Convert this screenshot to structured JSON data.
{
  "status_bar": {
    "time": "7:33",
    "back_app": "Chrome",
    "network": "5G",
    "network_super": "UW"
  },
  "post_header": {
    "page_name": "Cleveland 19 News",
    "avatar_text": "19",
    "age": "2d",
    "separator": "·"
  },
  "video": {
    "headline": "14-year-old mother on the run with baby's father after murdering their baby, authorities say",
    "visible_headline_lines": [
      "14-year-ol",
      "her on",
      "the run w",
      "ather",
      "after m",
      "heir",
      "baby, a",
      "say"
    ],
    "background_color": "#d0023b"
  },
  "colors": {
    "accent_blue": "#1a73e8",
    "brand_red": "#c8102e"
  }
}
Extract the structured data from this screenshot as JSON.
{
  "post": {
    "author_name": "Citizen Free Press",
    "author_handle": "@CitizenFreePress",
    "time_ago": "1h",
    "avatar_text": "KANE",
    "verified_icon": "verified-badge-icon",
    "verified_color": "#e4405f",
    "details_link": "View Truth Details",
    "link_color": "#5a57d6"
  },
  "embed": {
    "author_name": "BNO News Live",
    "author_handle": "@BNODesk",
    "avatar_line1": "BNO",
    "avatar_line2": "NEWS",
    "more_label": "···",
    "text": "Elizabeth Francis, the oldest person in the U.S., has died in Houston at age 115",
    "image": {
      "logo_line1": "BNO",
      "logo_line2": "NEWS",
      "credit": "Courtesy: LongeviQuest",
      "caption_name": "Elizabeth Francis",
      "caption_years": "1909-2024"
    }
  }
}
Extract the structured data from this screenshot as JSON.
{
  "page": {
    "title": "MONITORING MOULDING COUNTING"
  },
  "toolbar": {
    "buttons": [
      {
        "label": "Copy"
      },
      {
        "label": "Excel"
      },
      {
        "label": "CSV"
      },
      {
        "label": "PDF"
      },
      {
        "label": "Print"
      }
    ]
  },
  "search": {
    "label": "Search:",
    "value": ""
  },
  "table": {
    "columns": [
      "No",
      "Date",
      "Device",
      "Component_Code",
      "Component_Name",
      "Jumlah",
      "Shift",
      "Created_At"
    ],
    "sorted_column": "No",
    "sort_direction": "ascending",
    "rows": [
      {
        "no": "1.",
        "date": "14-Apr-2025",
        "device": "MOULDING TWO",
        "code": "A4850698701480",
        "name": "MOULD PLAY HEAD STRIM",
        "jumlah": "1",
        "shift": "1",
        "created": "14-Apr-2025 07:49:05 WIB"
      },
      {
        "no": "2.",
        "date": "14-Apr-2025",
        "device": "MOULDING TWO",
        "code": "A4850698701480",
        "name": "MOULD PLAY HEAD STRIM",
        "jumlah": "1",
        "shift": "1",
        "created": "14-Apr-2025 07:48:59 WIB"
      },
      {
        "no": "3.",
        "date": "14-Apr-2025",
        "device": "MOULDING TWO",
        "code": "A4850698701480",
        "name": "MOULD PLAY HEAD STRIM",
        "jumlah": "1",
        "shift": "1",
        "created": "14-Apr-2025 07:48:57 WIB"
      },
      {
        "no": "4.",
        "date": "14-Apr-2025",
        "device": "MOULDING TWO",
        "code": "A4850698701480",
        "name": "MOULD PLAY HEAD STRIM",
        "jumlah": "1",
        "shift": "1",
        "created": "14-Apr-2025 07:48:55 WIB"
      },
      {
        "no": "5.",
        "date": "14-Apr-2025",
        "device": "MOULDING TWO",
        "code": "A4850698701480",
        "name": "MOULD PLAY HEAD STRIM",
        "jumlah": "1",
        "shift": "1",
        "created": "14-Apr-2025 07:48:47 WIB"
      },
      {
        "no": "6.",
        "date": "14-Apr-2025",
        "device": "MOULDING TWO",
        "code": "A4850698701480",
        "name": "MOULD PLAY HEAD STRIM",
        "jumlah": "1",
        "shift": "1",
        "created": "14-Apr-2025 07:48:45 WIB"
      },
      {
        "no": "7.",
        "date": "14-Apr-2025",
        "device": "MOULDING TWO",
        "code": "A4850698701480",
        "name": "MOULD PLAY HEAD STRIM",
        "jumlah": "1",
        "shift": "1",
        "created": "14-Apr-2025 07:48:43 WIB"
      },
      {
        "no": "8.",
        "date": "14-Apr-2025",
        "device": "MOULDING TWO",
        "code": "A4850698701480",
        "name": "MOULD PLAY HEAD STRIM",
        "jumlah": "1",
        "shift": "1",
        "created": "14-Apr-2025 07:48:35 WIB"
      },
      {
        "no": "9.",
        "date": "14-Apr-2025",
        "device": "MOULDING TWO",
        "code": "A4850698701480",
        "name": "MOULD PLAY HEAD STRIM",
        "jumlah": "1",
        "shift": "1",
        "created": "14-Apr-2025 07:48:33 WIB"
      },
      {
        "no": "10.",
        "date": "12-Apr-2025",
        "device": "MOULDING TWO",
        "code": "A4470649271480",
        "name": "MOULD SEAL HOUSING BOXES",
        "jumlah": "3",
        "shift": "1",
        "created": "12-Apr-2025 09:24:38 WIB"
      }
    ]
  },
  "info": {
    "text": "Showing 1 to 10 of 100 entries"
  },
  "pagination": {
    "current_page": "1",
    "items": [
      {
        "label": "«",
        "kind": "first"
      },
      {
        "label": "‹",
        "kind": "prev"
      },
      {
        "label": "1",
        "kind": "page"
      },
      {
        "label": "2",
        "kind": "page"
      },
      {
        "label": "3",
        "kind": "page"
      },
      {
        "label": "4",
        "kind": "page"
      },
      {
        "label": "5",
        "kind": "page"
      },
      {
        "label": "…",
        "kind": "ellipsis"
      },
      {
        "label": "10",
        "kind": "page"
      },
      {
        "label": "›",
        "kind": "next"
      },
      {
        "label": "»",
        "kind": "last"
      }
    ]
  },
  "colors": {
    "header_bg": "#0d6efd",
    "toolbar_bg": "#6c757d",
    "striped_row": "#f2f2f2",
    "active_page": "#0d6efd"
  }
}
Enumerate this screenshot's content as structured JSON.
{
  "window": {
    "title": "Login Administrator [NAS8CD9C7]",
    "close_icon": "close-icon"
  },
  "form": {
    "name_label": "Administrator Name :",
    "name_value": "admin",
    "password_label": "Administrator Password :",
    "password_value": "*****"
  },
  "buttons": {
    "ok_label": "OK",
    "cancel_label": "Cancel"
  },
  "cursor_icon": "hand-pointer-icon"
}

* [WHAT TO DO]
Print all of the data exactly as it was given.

* [REPLY]
Convert this screenshot to structured JSON data.
{
  "status_bar": {
    "time": "7:33",
    "back_app": "Chrome",
    "network": "5G",
    "network_super": "UW"
  },
  "post_header": {
    "page_name": "Cleveland 19 News",
    "avatar_text": "19",
    "age": "2d",
    "separator": "·"
  },
  "video": {
    "headline": "14-year-old mother on the run with baby's father after murdering their baby, authorities say",
    "visible_headline_lines": [
      "14-year-ol",
      "her on",
      "the run w",
      "ather",
      "after m",
      "heir",
      "baby, a",
      "say"
    ],
    "background_color": "#d0023b"
  },
  "colors": {
    "accent_blue": "#1a73e8",
    "brand_red": "#c8102e"
  }
}
Extract the structured data from this screenshot as JSON.
{
  "post": {
    "author_name": "Citizen Free Press",
    "author_handle": "@CitizenFreePress",
    "time_ago": "1h",
    "avatar_text": "KANE",
    "verified_icon": "verified-badge-icon",
    "verified_color": "#e4405f",
    "details_link": "View Truth Details",
    "link_color": "#5a57d6"
  },
  "embed": {
    "author_name": "BNO News Live",
    "author_handle": "@BNODesk",
    "avatar_line1": "BNO",
    "avatar_line2": "NEWS",
    "more_label": "···",
    "text": "Elizabeth Francis, the oldest person in the U.S., has died in Houston at age 115",
    "image": {
      "logo_line1": "BNO",
      "logo_line2": "NEWS",
      "credit": "Courtesy: LongeviQuest",
      "caption_name": "Elizabeth Francis",
      "caption_years": "1909-2024"
    }
  }
}
Extract the structured data from this screenshot as JSON.
{
  "page": {
    "title": "MONITORING MOULDING COUNTING"
  },
  "toolbar": {
    "buttons": [
      {
        "label": "Copy"
      },
      {
        "label": "Excel"
      },
      {
        "label": "CSV"
      },
      {
        "label": "PDF"
      },
      {
        "label": "Print"
      }
    ]
  },
  "search": {
    "label": "Search:",
    "value": ""
  },
  "table": {
    "columns": [
      "No",
      "Date",
      "Device",
      "Component_Code",
      "Component_Name",
      "Jumlah",
      "Shift",
      "Created_At"
    ],
    "sorted_column": "No",
    "sort_direction": "ascending",
    "rows": [
      {
        "no": "1.",
        "date": "14-Apr-2025",
        "device": "MOULDING TWO",
        "code": "A4850698701480",
        "name": "MOULD PLAY HEAD STRIM",
        "jumlah": "1",
        "shift": "1",
        "created": "14-Apr-2025 07:49:05 WIB"
      },
      {
        "no": "2.",
        "date": "14-Apr-2025",
        "device": "MOULDING TWO",
        "code": "A4850698701480",
        "name": "MOULD PLAY HEAD STRIM",
        "jumlah": "1",
        "shift": "1",
        "created": "14-Apr-2025 07:48:59 WIB"
      },
      {
        "no": "3.",
        "date": "14-Apr-2025",
        "device": "MOULDING TWO",
        "code": "A4850698701480",
        "name": "MOULD PLAY HEAD STRIM",
        "jumlah": "1",
        "shift": "1",
        "created": "14-Apr-2025 07:48:57 WIB"
      },
      {
        "no": "4.",
        "date": "14-Apr-2025",
        "device": "MOULDING TWO",
        "code": "A4850698701480",
        "name": "MOULD PLAY HEAD STRIM",
        "jumlah": "1",
        "shift": "1",
        "created": "14-Apr-2025 07:48:55 WIB"
      },
      {
        "no": "5.",
        "date": "14-Apr-2025",
        "device": "MOULDING TWO",
        "code": "A4850698701480",
        "name": "MOULD PLAY HEAD STRIM",
        "jumlah": "1",
        "shift": "1",
        "created": "14-Apr-2025 07:48:47 WIB"
      },
      {
        "no": "6.",
        "date": "14-Apr-2025",
        "device": "MOULDING TWO",
        "code": "A4850698701480",
        "name": "MOULD PLAY HEAD STRIM",
        "jumlah": "1",
        "shift": "1",
        "created": "14-Apr-2025 07:48:45 WIB"
      },
      {
        "no": "7.",
        "date": "14-Apr-2025",
        "device": "MOULDING TWO",
        "code": "A4850698701480",
        "name": "MOULD PLAY HEAD STRIM",
        "jumlah": "1",
        "shift": "1",
        "created": "14-Apr-2025 07:48:43 WIB"
      },
      {
        "no": "8.",
        "date": "14-Apr-2025",
        "device": "MOULDING TWO",
        "code": "A4850698701480",
        "name": "MOULD PLAY HEAD STRIM",
        "jumlah": "1",
        "shift": "1",
        "created": "14-Apr-2025 07:48:35 WIB"
      },
      {
        "no": "9.",
        "date": "14-Apr-2025",
        "device": "MOULDING TWO",
        "code": "A4850698701480",
        "name": "MOULD PLAY HEAD STRIM",
        "jumlah": "1",
        "shift": "1",
        "created": "14-Apr-2025 07:48:33 WIB"
      },
      {
        "no": "10.",
        "date": "12-Apr-2025",
        "device": "MOULDING TWO",
        "code": "A4470649271480",
        "name": "MOULD SEAL HOUSING BOXES",
        "jumlah": "3",
        "shift": "1",
        "created": "12-Apr-2025 09:24:38 WIB"
      }
    ]
  },
  "info": {
    "text": "Showing 1 to 10 of 100 entries"
  },
  "pagination": {
    "current_page": "1",
    "items": [
      {
        "label": "«",
        "kind": "first"
      },
      {
        "label": "‹",
        "kind": "prev"
      },
      {
        "label": "1",
        "kind": "page"
      },
      {
        "label": "2",
        "kind": "page"
      },
      {
        "label": "3",
        "kind": "page"
      },
      {
        "label": "4",
        "kind": "page"
      },
      {
        "label": "5",
        "kind": "page"
      },
      {
        "label": "…",
        "kind": "ellipsis"
      },
      {
        "label": "10",
        "kind": "page"
      },
      {
        "label": "›",
        "kind": "next"
      },
      {
        "label": "»",
        "kind": "last"
      }
    ]
  },
  "colors": {
    "header_bg": "#0d6efd",
    "toolbar_bg": "#6c757d",
    "striped_row": "#f2f2f2",
    "active_page": "#0d6efd"
  }
}
Enumerate this screenshot's content as structured JSON.
{
  "window": {
    "title": "Login Administrator [NAS8CD9C7]",
    "close_icon": "close-icon"
  },
  "form": {
    "name_label": "Administrator Name :",
    "name_value": "admin",
    "password_label": "Administrator Password :",
    "password_value": "*****"
  },
  "buttons": {
    "ok_label": "OK",
    "cancel_label": "Cancel"
  },
  "cursor_icon": "hand-pointer-icon"
}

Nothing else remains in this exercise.